There are two main pipelines on track still to come online in 2021. This includes the Wink-to-Webster pipeline project and another expansion on Enterprise's Permian-to-Echo system. So, those two together will add another two million barrels per day of inbound capacity to the Houston area by 2021.
And ultimately, it's gonna depend on what the total commitments on these pipelines are as well as regional fundamentals like refining demand and storage capacity to see if that additional volume gets dedicated to exports, or if we end up consuming it domestically instead.
Jeff: Okay. And just on a related point, I have to ask about the LOOP. That's the Louisiana Offshore Oil Port. A lot of people know that that's the only facility in the Gulf coast right now that can fully load a VLCC. So, that being the case, why is the LOOP so far down the list of export locations in the Gulf coast?
Amanda: Another great question. I think it's really important for our listeners to remember that LOOP was originally built as an import hub. It's the primary destination point for mid-East grades, like from Saudi and from Kuwait. And that port only has one bi-directional pipeline that is responsible for both import and export operations.
So, in order to load a VLCC for export, LOOP has to completely haul import to do so. At the same time, LOOP exports are primarily made up of medium sour grades like Mars and Poseidon for which we already have a built-in demand center in Louisiana. So, it won't be until periods of lower demand like turnaround season that we'll actually start to see export interest rising out of LOOP.
And while all these obstacles remain for LOOP exports, market participants are still considering Moda's Ingleside terminal near the Corpus area is the most operationally efficient port for long haul cargoes as it can load 1.2mn barrels onto a VLCC pretty quickly, and it can load the remaining volume just through one ship-to-ship transfer.
Jeff: Perfect. Thank you very much. Last question. I think we ought to talk about pricing, and how are these export barrels priced at the Gulf coast? A lot of people will know that Argus has a WTI FOB on the water price assessment. We've had it for about two years now, but a lot of people may not understand what it represents. Is it just a loading cost plus the MEH price, or how does that work?

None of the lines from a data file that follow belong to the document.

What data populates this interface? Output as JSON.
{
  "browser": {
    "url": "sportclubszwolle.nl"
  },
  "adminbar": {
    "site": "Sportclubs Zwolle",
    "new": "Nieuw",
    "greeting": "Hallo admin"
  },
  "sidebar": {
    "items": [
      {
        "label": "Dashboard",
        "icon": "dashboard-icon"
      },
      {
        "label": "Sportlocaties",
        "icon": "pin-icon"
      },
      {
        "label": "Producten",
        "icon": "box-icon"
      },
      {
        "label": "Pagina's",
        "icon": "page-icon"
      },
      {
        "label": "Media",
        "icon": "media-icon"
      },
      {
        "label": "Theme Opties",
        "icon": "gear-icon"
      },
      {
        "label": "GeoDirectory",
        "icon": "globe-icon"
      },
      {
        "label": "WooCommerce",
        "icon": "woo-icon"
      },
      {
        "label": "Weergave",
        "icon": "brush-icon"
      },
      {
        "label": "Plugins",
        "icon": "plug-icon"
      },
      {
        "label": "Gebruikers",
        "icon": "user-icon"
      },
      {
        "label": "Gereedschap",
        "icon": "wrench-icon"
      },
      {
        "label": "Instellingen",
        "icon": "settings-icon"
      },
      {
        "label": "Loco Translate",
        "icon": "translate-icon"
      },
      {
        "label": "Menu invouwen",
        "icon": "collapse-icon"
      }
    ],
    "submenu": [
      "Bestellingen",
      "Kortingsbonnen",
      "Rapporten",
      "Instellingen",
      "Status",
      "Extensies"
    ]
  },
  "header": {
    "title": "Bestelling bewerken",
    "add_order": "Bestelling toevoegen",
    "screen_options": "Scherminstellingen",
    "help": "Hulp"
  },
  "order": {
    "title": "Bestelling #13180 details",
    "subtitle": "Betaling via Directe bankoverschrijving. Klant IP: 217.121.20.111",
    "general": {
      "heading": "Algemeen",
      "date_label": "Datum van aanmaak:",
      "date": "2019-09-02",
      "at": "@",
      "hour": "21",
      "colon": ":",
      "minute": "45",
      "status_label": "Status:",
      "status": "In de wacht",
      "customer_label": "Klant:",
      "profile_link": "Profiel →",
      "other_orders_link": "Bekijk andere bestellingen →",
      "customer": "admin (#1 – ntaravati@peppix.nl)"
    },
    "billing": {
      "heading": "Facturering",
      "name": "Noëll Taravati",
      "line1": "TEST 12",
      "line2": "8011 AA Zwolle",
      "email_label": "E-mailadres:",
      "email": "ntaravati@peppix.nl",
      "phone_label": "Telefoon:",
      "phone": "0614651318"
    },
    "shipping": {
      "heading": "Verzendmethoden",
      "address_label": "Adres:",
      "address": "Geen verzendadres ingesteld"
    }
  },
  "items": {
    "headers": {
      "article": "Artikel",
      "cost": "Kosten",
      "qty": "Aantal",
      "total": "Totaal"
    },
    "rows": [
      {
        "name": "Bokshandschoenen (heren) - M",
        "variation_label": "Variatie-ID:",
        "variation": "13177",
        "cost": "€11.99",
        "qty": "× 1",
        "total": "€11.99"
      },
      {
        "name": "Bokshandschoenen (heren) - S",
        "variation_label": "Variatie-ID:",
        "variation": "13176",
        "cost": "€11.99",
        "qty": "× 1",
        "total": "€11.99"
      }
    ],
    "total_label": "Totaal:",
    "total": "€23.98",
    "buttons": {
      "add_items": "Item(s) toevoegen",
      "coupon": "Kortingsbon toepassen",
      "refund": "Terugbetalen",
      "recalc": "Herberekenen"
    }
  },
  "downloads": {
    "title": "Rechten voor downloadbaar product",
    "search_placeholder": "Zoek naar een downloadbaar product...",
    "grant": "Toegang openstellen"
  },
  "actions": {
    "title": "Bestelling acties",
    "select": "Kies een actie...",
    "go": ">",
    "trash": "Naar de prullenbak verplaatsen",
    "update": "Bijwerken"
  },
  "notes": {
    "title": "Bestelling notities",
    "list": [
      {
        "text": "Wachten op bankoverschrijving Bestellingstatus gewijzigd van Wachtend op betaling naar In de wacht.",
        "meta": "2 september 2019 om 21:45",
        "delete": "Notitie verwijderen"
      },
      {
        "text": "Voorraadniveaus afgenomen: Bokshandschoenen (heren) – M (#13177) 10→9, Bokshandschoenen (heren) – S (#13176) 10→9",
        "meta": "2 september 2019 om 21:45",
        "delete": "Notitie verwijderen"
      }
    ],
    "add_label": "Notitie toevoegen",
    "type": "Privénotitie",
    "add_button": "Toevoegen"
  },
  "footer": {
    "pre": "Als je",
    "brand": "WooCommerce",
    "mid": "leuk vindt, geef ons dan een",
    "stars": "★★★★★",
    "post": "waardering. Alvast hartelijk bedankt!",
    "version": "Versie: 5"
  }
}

Amanda: That is my favorite question. Thank you for asking it. It's actually a common misconception in the market that the FOB price represents MEH plus loading cost. This is absolutely not the case. WTI FOB Houston is an assessment based on real deals, real bids, real offers, and we price it against not just WTI Houston but Ice Brent and CMA Nymex WTI as well.
It's important to remember that WTI FOB Houston reflects the meeting point of the domestic U.S. market and international markets as a whole, where demand for U.S. grades has been burgeoning since, I want to say, mid-2017. We'll see the FOB spread to the pipeline index fluctuate, depending on what domestic and global demand looks like.
Just recently during the May trade month, we saw FOB fall to a roughly $1/b discount to MEH on this drastic decline and demand caused by Covid-19. We saw a similar case in September 2019 when the U.S. and China were going through a trade war and Chinese buyers like Unipec had to back out of all their previously purchased U.S. volumes on expectations of additional tariffs.
So, ultimately, this spread is going to fluctuate depending on what the market looks like. And it's a great point for global shippers, global refiners, global producers just to look at as a mark-to-market index. And it will ultimately fluctuate depending on what price has to be made in order to spark a deal for these cargoes.
Jeff: Okay. Super helpful. Thank you very much to Amanda and thanks to all of you guys for joining us. We will be back soon with another one of these podcasts on trends shaping the world crude markets. Until then, thank you again for joining us.